Fossil graptolites are thin, often shiny, markings on rock surfaces that look like pencil marks, and their name comes from the Greek for ‘writing in the rocks’. They are the remains of intricate colonies, some of which accommodated up to 5000 individual animals; these individuals lived in a skeleton of collagen, similar to the material from which our fingernails are made. We focus on the two main groups: dendroids and planktonic graptolites.
They lived between the Cambrian and Carboniferous periods, about 520 to 350 million years ago.
Graptolites were colonial animals that lived in an interconnected system of tubes. From an initial ’embryonic’, cone-like tube (the sicula), subsequent tubes (thecae) are arranged in branches (stipes) to make up the whole colony (rhabdosome). Each individual animal is called a zooid.
The earliest graptolites lived on the sea bed, attached to boulders or forming upright cones rooted into soft mud. This is still the lifestyle of the living relatives of graptolites.
At the beginning of the Ordovician period graptolites became free floating. They were amongst the first animals to colonise the open sea and were able to exploit enormous untapped reserves of food (single-celled organisms) in the upper layers of the oceans. Different species evolved rapidly in order to exploit these food reserves and in response to the new challenge of a floating life.
Graptolites were common where food was abundant, especially in upwelling currents, where deep water, with its load of nutrients, is forced upwards and into shallower waters in areas such as the tropics and at the edge of the continental shelf. Some were deep-water specialists, whilst others were opportunists seeking out temporary supplies of food. Some colonies evolved into enormous harvesting arrays, capable of living to a significant age, perhaps up to 20 years. Others evolved into slim, short colonies or into gently curved forms, which rotated through the water as they fed. Using the distribution of fossil graptolites, we can begin to reconstruct the oceans in which they lived.
A floating life is a challenge; graptolites responded to this by evolving a range of hydrodynamic strategies. Long nemas evolved to retard sinking and hooked, spiny and net-like forms appeared, which would have had a high drag so that they moved slowly. The zooids may have helped the colony to move and possibly secreted gas or low-density fat to help the colony to rise through the water.
Although graptolites are now extinct, living marine animals called pterobranchs appear to be closely related. Pterobranchs do not grow their tube-like skeleton in the same, passive way as we grow our bones or an oyster makes its shell. Rather, the pterobranch zooids actively construct them, much as a spider weaves its web or termites build their nest. Graptolites probably did the same: the criss-crossing bandages in the outer layer of a theca, which look rather like the bandages wrapping an Egyptian mummy, were apparently ‘trowelled’ on by a secretory organ akin to that of pterobranchs.
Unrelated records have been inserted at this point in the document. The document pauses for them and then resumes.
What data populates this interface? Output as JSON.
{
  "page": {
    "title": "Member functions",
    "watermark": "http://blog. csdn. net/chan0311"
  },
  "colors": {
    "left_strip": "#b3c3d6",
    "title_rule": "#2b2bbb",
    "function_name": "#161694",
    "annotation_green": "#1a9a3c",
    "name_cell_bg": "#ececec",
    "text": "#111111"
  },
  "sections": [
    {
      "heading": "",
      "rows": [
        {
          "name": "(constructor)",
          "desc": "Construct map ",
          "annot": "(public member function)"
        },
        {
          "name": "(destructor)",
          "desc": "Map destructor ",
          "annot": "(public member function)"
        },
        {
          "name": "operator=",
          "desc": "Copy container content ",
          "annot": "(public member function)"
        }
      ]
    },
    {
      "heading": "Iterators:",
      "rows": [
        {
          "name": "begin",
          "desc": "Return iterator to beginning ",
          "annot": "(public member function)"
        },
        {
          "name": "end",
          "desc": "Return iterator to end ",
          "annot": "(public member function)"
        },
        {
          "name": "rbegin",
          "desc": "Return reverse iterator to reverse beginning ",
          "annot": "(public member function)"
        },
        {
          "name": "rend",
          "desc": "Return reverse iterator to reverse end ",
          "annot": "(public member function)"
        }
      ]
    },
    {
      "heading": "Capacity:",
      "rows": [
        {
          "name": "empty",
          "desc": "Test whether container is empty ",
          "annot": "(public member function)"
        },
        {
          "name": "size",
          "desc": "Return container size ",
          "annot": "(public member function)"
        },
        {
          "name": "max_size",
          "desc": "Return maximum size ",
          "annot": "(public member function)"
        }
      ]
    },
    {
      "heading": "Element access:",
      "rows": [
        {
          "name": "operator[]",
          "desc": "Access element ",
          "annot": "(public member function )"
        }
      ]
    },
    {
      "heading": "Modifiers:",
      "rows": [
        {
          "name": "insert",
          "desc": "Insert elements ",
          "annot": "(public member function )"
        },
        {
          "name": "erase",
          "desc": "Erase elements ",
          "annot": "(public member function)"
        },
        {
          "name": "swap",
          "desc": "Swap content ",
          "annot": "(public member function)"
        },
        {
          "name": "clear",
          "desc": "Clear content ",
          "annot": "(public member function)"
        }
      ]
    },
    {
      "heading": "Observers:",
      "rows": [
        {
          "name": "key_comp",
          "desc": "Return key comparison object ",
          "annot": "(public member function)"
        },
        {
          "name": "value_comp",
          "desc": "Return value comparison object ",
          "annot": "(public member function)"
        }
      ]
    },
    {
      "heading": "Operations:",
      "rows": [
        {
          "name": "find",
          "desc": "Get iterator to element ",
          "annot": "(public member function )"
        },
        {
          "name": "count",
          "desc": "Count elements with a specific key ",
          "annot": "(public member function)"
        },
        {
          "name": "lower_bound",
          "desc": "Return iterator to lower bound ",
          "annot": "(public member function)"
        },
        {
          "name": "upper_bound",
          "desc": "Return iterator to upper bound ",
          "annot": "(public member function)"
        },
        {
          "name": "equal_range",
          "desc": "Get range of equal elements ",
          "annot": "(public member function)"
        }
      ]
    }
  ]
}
The geologists’ tool
Graptolites are excellent geological time-keepers; they can be used to date the rocks in which they are found. They evolved quickly and assumed a wealth of easily recognisable shapes. Many of these evolutionary steps, which can be traced around much of the world, define periods of time. Some of these time-slices are only a few hundred thousand years long, which, to a geologist, amounts to pinpoint accuracy given that all this took place hundreds of millions of years ago!
One-stiped monograptids appeared at the beginning of the Silurian and evolved rapidly into many coiled, curved and straight species, with elongate, hooked or lobed thecae. Spirograptus turriculatus, Rastrites and Monograptus lobiferus are from the Silurian (Llandovery).
Graptolites through time
Graptolites in Britain
Graptolites are found only in Palaeozoic rocks such as those in Scotland, Wales and north-western England. The oldest dendroids occur in middle Cambrian rocks, but they can be found in rocks as young as the Carboniferous. Planktonic graptolites are particularly common in Ordovician and Silurian shales and mudstones.
Graptolites are thought to have been hermaphroditic, with both male and female sexual organs on one single zooid. To avoid self-fertilisation, or inbreeding, zooids could have had the potential to be temporarily male, female or neuter. Zooids maturing at the near end of a colony might initially have been males whilst those occupying the larger, distal thecae may have manifested the female phase. But nobody knows for sure!
3D fossil models
Wilkinson, I P, Rigby, S, and Zalasiewicz, J A. 2001. Graptolites: fossil focus. (Nottingham, UK: British Geological Survey.)